Reentrancy attacks can be mitigated by updating the contract before adding another contract. This vulnerability can also be avoided by understanding the difference between the call, transfer, and send functions since attackers only maximize those.
This smart contract vulnerability can also be mitigated by marking all untrusted functions and using a mutex. Mutex locks the contract on its state, with only the contract owner being able to edit.
Denial Of Service Attacks
A DOS attack is meant to stop the host’s services to the client. Untrusted external contracts also play a significant role in DOS attacks. DOS attack in ether occurs when transactions are stopped due to system failures. The attacker may overload the target computer with many requests that the target cannot handle and can’t serve its clients.
In September 2016, two DOS attacks were conducted on the Ether networks to slow down the processes. When a contract tries to do a refund, it reverts. When this happens, criminals can become leaders by ensuring that all transactions with them fail. DoS attacks slow down the operation of a contract. They also lead to system failure and chain transaction failures.
This vulnerability can be mitigated by avoiding making contracts with untrusted parties. DoS attacks can also be prevented using pull payments instead of push payments and software-defined networking to configure rules to block any DOS attacks.
It’s the maximum amount a smart contract owner is willing to pay to process his/ her payments. If, at any point, they exceed the gas limit, the transaction fails. An attacker can take advantage of this by sending DOS attacks. This attack will stop a chain of other operations in line.
The main effect of gas limit vulnerability is slowing down all transactions. However, the gas limit vulnerability can be mitigated by setting higher limits to make faster processing of your transactions by miners.
Frontrunning is overtaking an unconfirmed blockchain transaction. Frontrunning occurs due to the blockchain’s transparency property. Unconfirmed blockchain transactions are visible in the mempool, but only before the miner includes them in a block.
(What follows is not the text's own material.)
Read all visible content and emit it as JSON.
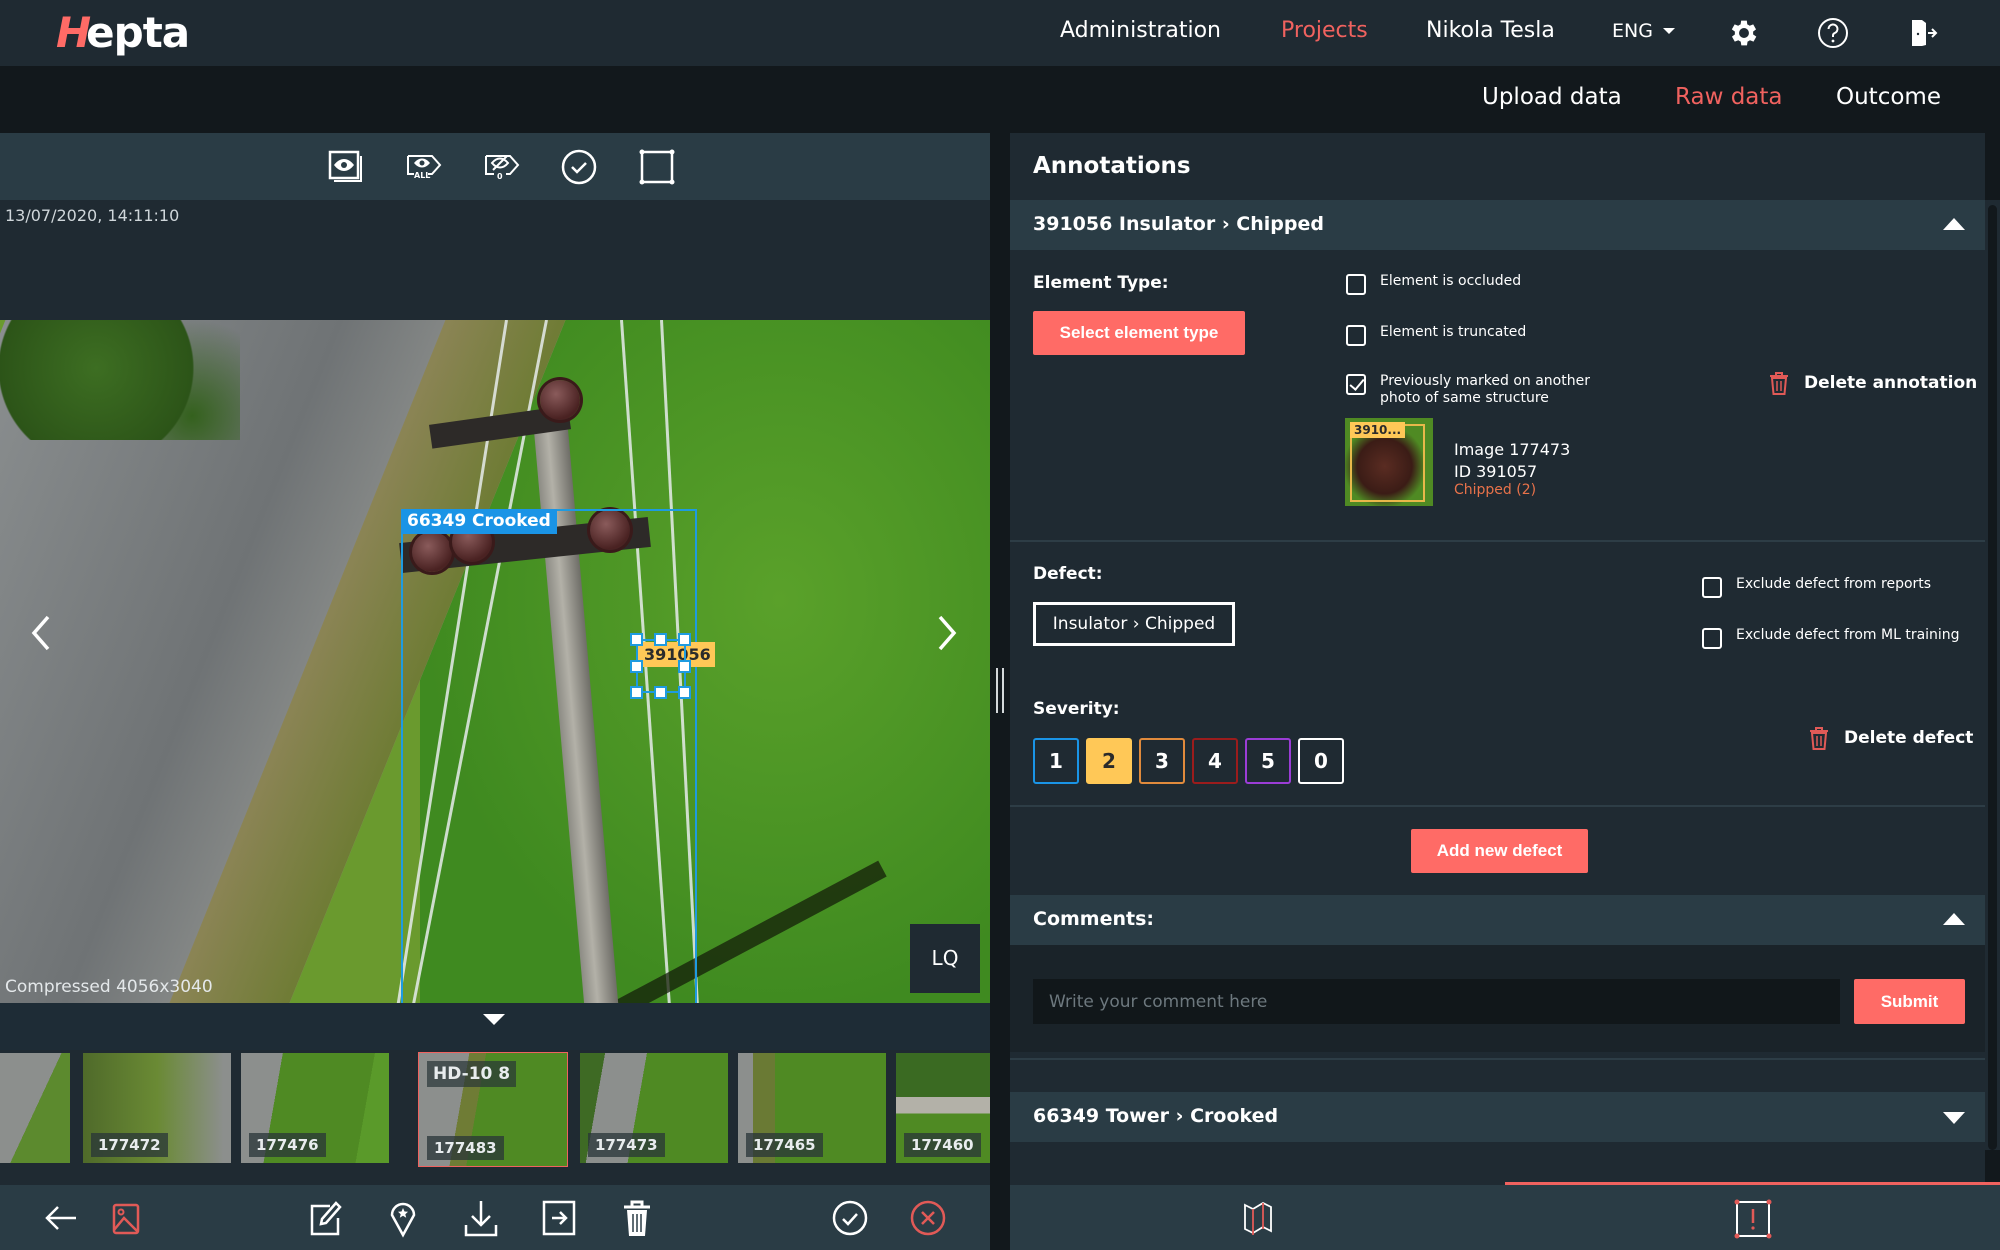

Transactions in mempool can be easily monitored by interested parties and can be overtaken by paying higher transaction fees. For developers to mitigate against frontrunning, they need to redesign the blockchain.
Smart contracts generally express numbers as integers because they do not have floating-point support. Therefore, one must step down to small units when integers represent values in smart contracts. Stepping down to small units when using integers is vital to allow for accuracy.
Expressing integers in small units may cause the integers to overflow. When done wrongly, integer arithmetic may lead to a lack of precision. Developers can use safe math libraries to mitigate their code from this smart contract vulnerability.
Other Logic Bugs
Logic bug errors may result from simple typing errors, misunderstanding of the specification, or a programming mistake. These logic bugs negatively affect a smart contract’s functionality and security.
This smart contract vulnerability can be mitigated if you understand the contract’s specifications and have insight into the project’s intended functionality. The issue can also be corrected when you thoroughly understand the code base of the transaction.
These vulnerabilities have caused many smart contract projects to lose money. Constant loss of funds in smart contracts has made these projects aware of the need to take security seriously. Therefore, developers must employ vital tools to mitigate these smart contract vulnerabilities. In addition, the thorough auditing of smart contracts is also critical to help rectify any weaknesses.
There are so many other vulnerabilities that could lead to a project’s downfall. However, knowing these common ones and how to prevent them can go a long way in helping developers ensure the success of their smart contract projects.